For now, the US has just two small wind farms off the coasts of Rhode Island and Virginia. Construction started on the foundations for the nation’s first commercial-scale wind farm off Martha’s Vineyard, Massachusetts, in June.

Many plans for offshore wind farms in the US, however, are facing tough headwinds. There’s growing opposition from some coastal communities, the fishing industry, and some Republican lawmakers who’ve tried to tie east coast whale strandings to offshore wind development without any evidence connecting the two.

Project costs have gone up with higher interest rates and rising prices for key commodities like steel, Heatmap reports. That’s led to power purchase agreements falling through for some projects in early development, including plans in Rhode Island for an 884-megawatt wind farm that alone would have added more than 20 times as much generation capacity as the US has today from offshore wind. Developers are struggling to make projects profitable without passing costs on to consumers.

The Berkeley researchers, who worked with nonprofit clean energy research firm GridLab and climate policy think tank Energy Innovation, are more optimistic. The study found a modest 2 to 3 percent increase in wholesale electricity costs with ambitious renewable energy deployment. But renewable energy costs have fallen so dramatically in the past that the researchers think those costs could wind up being smaller over time.

“The industry has always proven all the researchers wrong, including ourselves, in the past. So we do believe the cost impact will not be a major factor going forward in the long run,” Abhyankar said in the press call.
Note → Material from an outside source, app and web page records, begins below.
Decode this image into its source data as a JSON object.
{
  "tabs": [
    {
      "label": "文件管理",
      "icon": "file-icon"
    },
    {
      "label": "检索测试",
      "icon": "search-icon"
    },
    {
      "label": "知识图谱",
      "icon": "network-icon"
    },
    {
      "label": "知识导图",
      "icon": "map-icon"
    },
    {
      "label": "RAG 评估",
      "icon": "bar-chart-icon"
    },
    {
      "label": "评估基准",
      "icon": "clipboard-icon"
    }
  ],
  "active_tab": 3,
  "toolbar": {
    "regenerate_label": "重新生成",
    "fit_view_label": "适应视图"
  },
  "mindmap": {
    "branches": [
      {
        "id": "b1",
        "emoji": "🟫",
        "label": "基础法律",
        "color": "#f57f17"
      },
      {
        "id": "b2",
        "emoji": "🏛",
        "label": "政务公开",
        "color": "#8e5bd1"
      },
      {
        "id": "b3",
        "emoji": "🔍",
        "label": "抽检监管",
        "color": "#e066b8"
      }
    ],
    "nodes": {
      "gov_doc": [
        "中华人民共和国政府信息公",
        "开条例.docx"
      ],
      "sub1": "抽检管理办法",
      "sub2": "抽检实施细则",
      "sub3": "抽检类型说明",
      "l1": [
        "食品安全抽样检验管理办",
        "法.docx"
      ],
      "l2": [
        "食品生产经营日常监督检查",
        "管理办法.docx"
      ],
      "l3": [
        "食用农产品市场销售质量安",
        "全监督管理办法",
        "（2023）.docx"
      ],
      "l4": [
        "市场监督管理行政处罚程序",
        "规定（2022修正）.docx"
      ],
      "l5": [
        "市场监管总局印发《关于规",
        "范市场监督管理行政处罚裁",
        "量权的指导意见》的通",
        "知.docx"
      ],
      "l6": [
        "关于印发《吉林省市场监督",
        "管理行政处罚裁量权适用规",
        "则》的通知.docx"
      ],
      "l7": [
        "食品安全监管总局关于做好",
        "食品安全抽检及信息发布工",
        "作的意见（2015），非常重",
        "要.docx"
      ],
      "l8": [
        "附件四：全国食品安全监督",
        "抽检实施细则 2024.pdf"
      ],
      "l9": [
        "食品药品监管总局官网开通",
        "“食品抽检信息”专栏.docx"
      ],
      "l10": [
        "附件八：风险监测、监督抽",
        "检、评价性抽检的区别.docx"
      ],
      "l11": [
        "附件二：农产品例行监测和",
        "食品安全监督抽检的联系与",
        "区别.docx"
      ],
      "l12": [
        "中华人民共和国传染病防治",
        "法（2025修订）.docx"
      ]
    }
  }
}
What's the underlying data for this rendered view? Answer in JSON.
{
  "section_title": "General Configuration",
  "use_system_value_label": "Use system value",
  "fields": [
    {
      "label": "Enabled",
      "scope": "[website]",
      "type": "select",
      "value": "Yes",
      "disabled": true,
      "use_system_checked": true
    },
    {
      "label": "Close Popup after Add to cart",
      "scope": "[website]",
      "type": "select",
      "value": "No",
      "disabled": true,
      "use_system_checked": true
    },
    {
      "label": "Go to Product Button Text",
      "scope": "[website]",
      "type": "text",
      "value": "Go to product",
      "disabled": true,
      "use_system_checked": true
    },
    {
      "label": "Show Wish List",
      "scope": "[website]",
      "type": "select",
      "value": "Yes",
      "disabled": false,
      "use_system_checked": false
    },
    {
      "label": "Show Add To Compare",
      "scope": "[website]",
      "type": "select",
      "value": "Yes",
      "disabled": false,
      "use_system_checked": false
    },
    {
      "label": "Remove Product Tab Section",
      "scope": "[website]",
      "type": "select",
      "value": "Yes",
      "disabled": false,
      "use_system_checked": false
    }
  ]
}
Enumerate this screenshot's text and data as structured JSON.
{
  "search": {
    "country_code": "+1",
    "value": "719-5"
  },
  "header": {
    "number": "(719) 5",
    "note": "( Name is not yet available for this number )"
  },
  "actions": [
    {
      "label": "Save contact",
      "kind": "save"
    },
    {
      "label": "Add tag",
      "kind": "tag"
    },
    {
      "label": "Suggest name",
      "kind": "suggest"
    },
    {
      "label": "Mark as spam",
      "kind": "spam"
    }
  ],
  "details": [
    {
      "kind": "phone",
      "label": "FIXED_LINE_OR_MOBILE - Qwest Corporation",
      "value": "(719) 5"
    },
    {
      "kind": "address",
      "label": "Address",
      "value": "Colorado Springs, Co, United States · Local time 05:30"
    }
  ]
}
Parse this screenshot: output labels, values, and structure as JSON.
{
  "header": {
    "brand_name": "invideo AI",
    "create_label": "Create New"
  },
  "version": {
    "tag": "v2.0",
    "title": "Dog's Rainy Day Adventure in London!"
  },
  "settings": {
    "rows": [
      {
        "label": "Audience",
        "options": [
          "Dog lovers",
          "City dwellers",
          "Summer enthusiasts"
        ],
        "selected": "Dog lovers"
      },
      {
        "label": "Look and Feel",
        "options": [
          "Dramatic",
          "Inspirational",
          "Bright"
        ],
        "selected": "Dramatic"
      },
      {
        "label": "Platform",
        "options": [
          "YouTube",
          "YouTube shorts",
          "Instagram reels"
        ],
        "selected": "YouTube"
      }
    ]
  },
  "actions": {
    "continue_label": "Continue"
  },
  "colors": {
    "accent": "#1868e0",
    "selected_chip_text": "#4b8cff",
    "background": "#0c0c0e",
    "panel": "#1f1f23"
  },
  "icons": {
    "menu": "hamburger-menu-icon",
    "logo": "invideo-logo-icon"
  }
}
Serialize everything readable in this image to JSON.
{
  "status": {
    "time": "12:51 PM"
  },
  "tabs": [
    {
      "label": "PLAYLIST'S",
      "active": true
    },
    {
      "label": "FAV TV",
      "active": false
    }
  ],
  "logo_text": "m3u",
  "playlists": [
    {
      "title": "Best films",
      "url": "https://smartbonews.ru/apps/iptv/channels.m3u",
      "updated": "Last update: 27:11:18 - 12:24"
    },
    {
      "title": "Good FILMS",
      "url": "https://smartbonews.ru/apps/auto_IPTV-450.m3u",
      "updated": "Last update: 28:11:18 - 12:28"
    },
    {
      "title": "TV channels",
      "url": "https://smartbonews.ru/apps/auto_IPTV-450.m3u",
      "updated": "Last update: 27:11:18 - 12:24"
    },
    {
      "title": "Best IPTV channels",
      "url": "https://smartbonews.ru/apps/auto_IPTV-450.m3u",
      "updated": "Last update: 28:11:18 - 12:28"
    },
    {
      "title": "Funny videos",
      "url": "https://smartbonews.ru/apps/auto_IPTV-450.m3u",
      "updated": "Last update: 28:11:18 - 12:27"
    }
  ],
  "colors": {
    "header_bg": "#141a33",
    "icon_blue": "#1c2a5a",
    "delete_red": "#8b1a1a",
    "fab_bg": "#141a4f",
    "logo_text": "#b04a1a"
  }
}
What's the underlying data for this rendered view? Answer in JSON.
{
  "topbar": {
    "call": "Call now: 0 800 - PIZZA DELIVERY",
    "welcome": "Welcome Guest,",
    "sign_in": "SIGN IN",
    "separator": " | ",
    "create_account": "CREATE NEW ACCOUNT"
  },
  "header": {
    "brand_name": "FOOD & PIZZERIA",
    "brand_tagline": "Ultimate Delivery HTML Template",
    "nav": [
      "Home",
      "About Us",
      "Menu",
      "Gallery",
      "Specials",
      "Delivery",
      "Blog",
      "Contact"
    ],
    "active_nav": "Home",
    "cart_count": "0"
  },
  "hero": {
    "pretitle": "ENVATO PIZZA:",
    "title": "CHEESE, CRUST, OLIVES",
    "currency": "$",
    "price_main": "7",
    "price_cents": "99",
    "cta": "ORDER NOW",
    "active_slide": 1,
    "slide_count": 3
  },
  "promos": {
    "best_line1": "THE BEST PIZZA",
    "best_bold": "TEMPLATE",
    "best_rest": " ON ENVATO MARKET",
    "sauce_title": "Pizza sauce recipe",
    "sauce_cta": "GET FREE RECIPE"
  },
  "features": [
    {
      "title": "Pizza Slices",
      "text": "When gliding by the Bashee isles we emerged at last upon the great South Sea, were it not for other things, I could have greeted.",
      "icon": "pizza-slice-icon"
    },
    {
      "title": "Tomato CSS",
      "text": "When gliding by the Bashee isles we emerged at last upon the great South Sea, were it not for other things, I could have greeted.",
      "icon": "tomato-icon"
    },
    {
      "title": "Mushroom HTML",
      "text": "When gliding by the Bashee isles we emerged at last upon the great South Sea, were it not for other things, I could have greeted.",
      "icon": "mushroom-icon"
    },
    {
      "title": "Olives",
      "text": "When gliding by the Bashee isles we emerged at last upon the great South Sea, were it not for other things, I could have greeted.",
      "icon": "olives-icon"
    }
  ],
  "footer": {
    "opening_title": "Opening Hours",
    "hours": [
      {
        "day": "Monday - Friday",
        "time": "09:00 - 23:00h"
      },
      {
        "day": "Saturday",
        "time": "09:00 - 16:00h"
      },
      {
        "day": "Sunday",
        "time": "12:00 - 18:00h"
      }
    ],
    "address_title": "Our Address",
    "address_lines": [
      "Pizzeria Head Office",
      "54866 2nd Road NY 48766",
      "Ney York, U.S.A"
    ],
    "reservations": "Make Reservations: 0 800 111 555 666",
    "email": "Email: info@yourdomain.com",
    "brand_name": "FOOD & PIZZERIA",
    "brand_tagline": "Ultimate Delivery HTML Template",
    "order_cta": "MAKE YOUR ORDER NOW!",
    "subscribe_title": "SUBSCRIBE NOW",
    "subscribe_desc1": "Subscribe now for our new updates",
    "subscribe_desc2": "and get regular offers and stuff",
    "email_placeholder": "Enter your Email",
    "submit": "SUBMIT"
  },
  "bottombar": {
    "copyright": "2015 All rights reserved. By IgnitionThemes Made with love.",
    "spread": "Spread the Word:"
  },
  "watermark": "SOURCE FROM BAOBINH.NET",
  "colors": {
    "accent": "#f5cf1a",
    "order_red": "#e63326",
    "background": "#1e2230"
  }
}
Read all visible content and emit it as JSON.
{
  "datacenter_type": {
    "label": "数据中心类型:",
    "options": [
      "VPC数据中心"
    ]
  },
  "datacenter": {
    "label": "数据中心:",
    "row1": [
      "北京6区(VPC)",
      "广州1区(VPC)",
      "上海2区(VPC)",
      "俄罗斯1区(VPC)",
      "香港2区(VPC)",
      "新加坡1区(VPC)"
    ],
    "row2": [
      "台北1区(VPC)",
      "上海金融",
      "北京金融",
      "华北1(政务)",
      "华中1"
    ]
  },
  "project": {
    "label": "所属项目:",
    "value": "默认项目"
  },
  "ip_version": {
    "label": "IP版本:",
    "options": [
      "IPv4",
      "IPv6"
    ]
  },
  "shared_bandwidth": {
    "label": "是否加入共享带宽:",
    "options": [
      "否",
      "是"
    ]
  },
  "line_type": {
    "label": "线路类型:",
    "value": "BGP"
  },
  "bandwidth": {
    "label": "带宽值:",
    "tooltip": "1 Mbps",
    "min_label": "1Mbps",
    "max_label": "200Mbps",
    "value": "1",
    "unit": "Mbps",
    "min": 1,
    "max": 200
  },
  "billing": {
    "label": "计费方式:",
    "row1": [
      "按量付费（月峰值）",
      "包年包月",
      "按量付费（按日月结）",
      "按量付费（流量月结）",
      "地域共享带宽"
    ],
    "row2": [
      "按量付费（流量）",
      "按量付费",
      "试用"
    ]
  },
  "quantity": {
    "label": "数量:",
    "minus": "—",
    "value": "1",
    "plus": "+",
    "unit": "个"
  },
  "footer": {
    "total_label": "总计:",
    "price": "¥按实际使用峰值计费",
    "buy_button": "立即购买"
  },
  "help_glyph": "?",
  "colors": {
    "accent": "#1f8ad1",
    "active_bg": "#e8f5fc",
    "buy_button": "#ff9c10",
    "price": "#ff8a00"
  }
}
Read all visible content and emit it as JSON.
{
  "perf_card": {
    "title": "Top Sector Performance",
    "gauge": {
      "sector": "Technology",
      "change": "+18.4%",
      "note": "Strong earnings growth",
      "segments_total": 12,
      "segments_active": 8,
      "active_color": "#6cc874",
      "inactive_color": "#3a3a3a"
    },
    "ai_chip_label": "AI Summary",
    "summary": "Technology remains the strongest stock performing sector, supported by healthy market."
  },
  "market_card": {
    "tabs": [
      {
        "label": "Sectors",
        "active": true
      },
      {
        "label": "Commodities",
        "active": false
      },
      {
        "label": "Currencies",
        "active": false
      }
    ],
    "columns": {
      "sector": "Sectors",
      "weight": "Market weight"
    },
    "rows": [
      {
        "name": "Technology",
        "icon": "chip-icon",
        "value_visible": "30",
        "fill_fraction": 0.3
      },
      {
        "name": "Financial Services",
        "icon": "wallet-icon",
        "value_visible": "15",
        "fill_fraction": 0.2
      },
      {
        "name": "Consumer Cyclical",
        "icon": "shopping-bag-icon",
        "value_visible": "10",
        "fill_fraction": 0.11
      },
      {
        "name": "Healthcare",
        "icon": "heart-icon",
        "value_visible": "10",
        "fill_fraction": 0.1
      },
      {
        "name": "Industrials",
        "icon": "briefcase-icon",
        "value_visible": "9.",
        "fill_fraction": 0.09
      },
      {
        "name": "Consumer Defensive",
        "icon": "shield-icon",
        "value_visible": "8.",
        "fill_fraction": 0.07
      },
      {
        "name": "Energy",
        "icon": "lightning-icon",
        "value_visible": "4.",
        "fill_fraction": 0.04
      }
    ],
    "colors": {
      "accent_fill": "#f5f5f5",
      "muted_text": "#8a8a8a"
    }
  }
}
There are typically stronger winds blowing over the smooth ocean surface compared to land, the potential payoff for offshore wind developers if they can get past the startup costs. Plus, offshore wind complements land-based renewables, the report points out, since it can fill in for solar panels at night. On the West Coast, offshore wind potential peaks in the summer and in the evening when electricity demand for home air conditioning rises. On the East Coast, winds pick up in the winter — just in time to meet added demand for heating if more homes and buildings go all-electric. It’s the clean energy dream that’s going to take a lot more work before it can become reality.